Aviva Directory » History & Genealogy

Genealogy is a reference to the descent of a person, family, or group from an ancestor or ancestors, lineage, or pedigree, while history is the summation of past events.

While the relationships between genealogy and world history are distant, there is a closer connection between genealogy and family history, although they are not one and the same. The study of family history is frequently included in the definitions of genealogy. Nevertheless, genealogy and family history are not synonymous.

According to Merriam-Webster, genealogy is an account of the descent of a person, family, or group from an ancestor or from older forms, or as the study of family ancestral lines. Genealogical records and DNA evidence are used to document or substantiate the relationships between individuals, and to construct a family tree.

Genealogy is more limited than family histories in that genealogical research is mostly concerned with familial relationships and vital dates, such as dates of birth, death, and marriages, while family histories usually seek more information from journals, news articles, and other documents, with the intent of getting to know your ancestors. In other words, genealogical research is a part of developing a family history, but the two words are not synonymous.

Historically, the emphasis of genealogy was on establishing the kinship of rulers and nobles, largely for the purpose of establishing the legitimacy of claims to affluence, property, and power.

In the United States, genealogical research was first conducted in the early 1800s as an attempt to establish social standing through relationships with the earliest colonists. Later, the Church of Jesus Christ of Latter-day Saints (Mormons) became well-known for its emphasis on genealogy.

As for history, it might be defined as the past, and how it relates to the present. While it is common to use the term to refer to the past, particularly as it pertains to human beings, as a field of study, history refers to the period for which there are written records.

Human events that occurred prior to the existence of written records is known as prehistory. By definition, prehistory is the era prior to recorded history. However, this does not necessarily indicate that nothing is known about this period. Archaeology has been the principal method of research into prehistory. In the absence of a written record, prehistoric people left behind a variety of artifacts, including tools, weapons, and other items giving clues to the day-to-day life of prehistoric humanity. Cave paintings have also been found, and, arguably, these might be considered a form of communication, or perhaps even a rudimentary written language.

Prehistory is often sorted into three periods based on expertise in tool-making technologies. These are the Stone Age, Bronze Age, and Iron Age.

History is a record of the period of time in which written records are available. In early history, writing was a skill with which only the nobility was familiar, many of the earliest written records were filled with information about the greatness and glory of emperors and divinities. Various civilizations around the world reached these periods at different times. The Ancient Egyptians and Mesopotamians were the first to develop writing skills. This occurred during what was the early Bronze Age for most of the world, as most other civilizations didn't reach the end of prehistory until the Iron Age.

Written records of some of the greatest empires in world history have been preserved, including the Mughal Empire, the Ottoman Empire, and the Russian Empire.

History is never complete, even when it comes to eras that have long gone by. Historians write in the context of their own time, using contemporary ideas as to how the past should be interpreted, often including biases.

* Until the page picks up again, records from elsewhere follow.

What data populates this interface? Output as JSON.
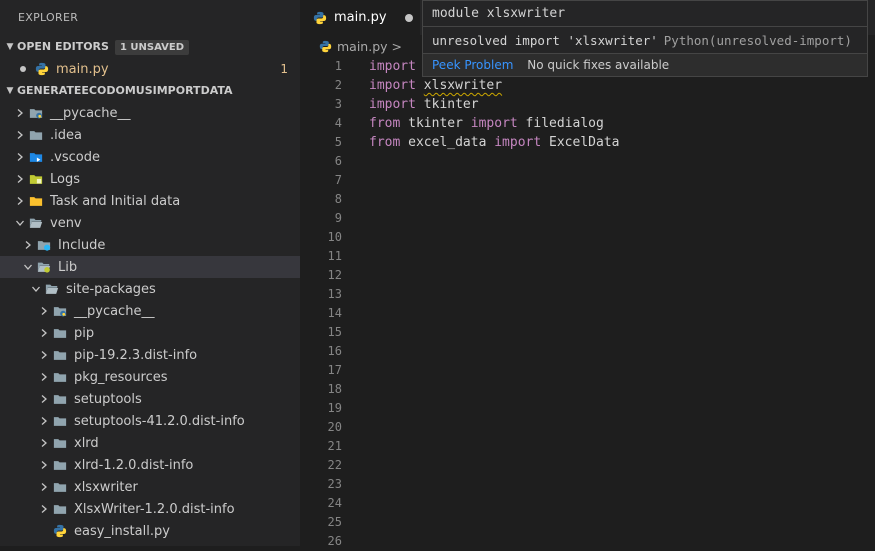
{
  "sidebar": {
    "title": "EXPLORER",
    "open_editors": {
      "header": "OPEN EDITORS",
      "badge": "1 UNSAVED",
      "items": [
        {
          "name": "main.py",
          "problems": "1"
        }
      ]
    },
    "project": {
      "header": "GENERATEECODOMUSIMPORTDATA"
    },
    "tree": [
      {
        "label": "__pycache__",
        "indent": 1,
        "expanded": false,
        "icon": "folder-python",
        "selected": false
      },
      {
        "label": ".idea",
        "indent": 1,
        "expanded": false,
        "icon": "folder",
        "selected": false
      },
      {
        "label": ".vscode",
        "indent": 1,
        "expanded": false,
        "icon": "folder-vscode",
        "selected": false
      },
      {
        "label": "Logs",
        "indent": 1,
        "expanded": false,
        "icon": "folder-logs",
        "selected": false
      },
      {
        "label": "Task and Initial data",
        "indent": 1,
        "expanded": false,
        "icon": "folder-yellow",
        "selected": false
      },
      {
        "label": "venv",
        "indent": 1,
        "expanded": true,
        "icon": "folder-open",
        "selected": false
      },
      {
        "label": "Include",
        "indent": 2,
        "expanded": false,
        "icon": "folder-include",
        "selected": false
      },
      {
        "label": "Lib",
        "indent": 2,
        "expanded": true,
        "icon": "folder-lib",
        "selected": true
      },
      {
        "label": "site-packages",
        "indent": 3,
        "expanded": true,
        "icon": "folder-open",
        "selected": false
      },
      {
        "label": "__pycache__",
        "indent": 4,
        "expanded": false,
        "icon": "folder-python",
        "selected": false
      },
      {
        "label": "pip",
        "indent": 4,
        "expanded": false,
        "icon": "folder",
        "selected": false
      },
      {
        "label": "pip-19.2.3.dist-info",
        "indent": 4,
        "expanded": false,
        "icon": "folder",
        "selected": false
      },
      {
        "label": "pkg_resources",
        "indent": 4,
        "expanded": false,
        "icon": "folder",
        "selected": false
      },
      {
        "label": "setuptools",
        "indent": 4,
        "expanded": false,
        "icon": "folder",
        "selected": false
      },
      {
        "label": "setuptools-41.2.0.dist-info",
        "indent": 4,
        "expanded": false,
        "icon": "folder",
        "selected": false
      },
      {
        "label": "xlrd",
        "indent": 4,
        "expanded": false,
        "icon": "folder",
        "selected": false
      },
      {
        "label": "xlrd-1.2.0.dist-info",
        "indent": 4,
        "expanded": false,
        "icon": "folder",
        "selected": false
      },
      {
        "label": "xlsxwriter",
        "indent": 4,
        "expanded": false,
        "icon": "folder",
        "selected": false
      },
      {
        "label": "XlsxWriter-1.2.0.dist-info",
        "indent": 4,
        "expanded": false,
        "icon": "folder",
        "selected": false
      },
      {
        "label": "easy_install.py",
        "indent": 4,
        "expanded": null,
        "icon": "file-python",
        "selected": false
      }
    ]
  },
  "editor": {
    "tab": {
      "label": "main.py"
    },
    "breadcrumb": {
      "file": "main.py",
      "separator": ">"
    },
    "line_numbers": [
      "1",
      "2",
      "3",
      "4",
      "5",
      "6",
      "7",
      "8",
      "9",
      "10",
      "11",
      "12",
      "13",
      "14",
      "15",
      "16",
      "17",
      "18",
      "19",
      "20",
      "21",
      "22",
      "23",
      "24",
      "25",
      "26"
    ],
    "lines": [
      [
        {
          "t": "import",
          "c": "kw"
        }
      ],
      [
        {
          "t": "import",
          "c": "kw"
        },
        {
          "t": " "
        },
        {
          "t": "xlsxwriter",
          "c": "squig"
        }
      ],
      [
        {
          "t": "import",
          "c": "kw"
        },
        {
          "t": " tkinter"
        }
      ],
      [
        {
          "t": "from",
          "c": "kw"
        },
        {
          "t": " tkinter "
        },
        {
          "t": "import",
          "c": "kw"
        },
        {
          "t": " filedialog"
        }
      ],
      [
        {
          "t": "from",
          "c": "kw"
        },
        {
          "t": " excel_data "
        },
        {
          "t": "import",
          "c": "kw"
        },
        {
          "t": " ExcelData"
        }
      ]
    ]
  },
  "hover": {
    "signature": "module xlsxwriter",
    "message": "unresolved import 'xlsxwriter'",
    "source": "Python(unresolved-import)",
    "peek_label": "Peek Problem",
    "no_fix_label": "No quick fixes available"
  },
  "colors": {
    "keyword": "#c586c0",
    "folder": "#90a4ae",
    "python_blue": "#3572a5",
    "python_yellow": "#ffd43b",
    "modified": "#e2c08d",
    "link": "#3794ff"
  }
}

Insofar as history is the record of wars, conflicts, and subsequent governments, it has often been said that history is written by the victors. When a significant change in the power structure of a nation occurs, the subsequent history of that nation is likely to reflect this change.

History might reflect that of a period of time or geographical location, or it might be political, military, religious, social, cultural, diplomatic, economic, or environmental, and it might be written so as to reflect the views or interests of intellectuals, genders, or the common people.

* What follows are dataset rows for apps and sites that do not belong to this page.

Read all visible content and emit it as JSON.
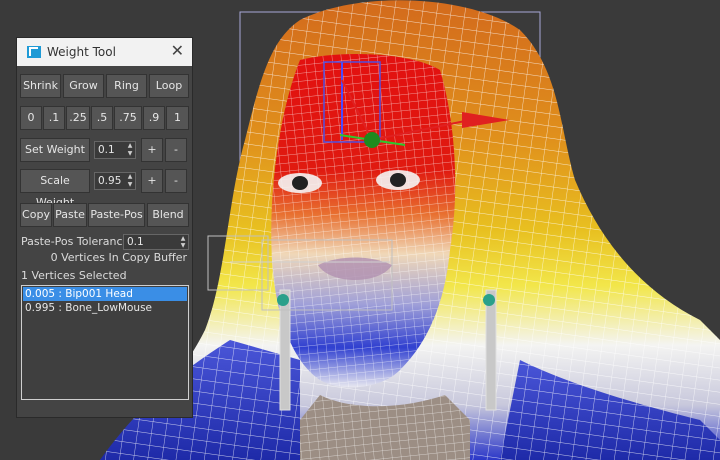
{
  "window": {
    "title": "Weight Tool",
    "logo_icon": "3dsmax-logo-icon",
    "close_glyph": "✕"
  },
  "buttons": {
    "shrink": "Shrink",
    "grow": "Grow",
    "ring": "Ring",
    "loop": "Loop",
    "presets": [
      "0",
      ".1",
      ".25",
      ".5",
      ".75",
      ".9",
      "1"
    ],
    "set_weight": "Set Weight",
    "scale_weight": "Scale Weight",
    "plus": "+",
    "minus": "-",
    "copy": "Copy",
    "paste": "Paste",
    "paste_pos": "Paste-Pos",
    "blend": "Blend"
  },
  "fields": {
    "set_weight_value": "0.1",
    "scale_weight_value": "0.95",
    "paste_pos_tolerance_label": "Paste-Pos Tolerance",
    "paste_pos_tolerance_value": "0.1"
  },
  "status": {
    "copy_buffer": "0 Vertices In Copy Buffer",
    "selected": "1 Vertices Selected"
  },
  "weights_list": [
    {
      "text": "0.005 : Bip001 Head",
      "selected": true
    },
    {
      "text": "0.995 : Bone_LowMouse",
      "selected": false
    }
  ],
  "colors": {
    "panel_bg": "#444444",
    "selection": "#3a8ee6",
    "viewport_bg": "#3a3a3a",
    "gizmo_x": "#e02020",
    "gizmo_y": "#2ec82e"
  }
}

Both amateur and professional historians discover, collect, organize, and present information about past events, and this information may be discovered through a variety of means, including archaeological evidence, written sources, verbal stories, oral histories, or other archives.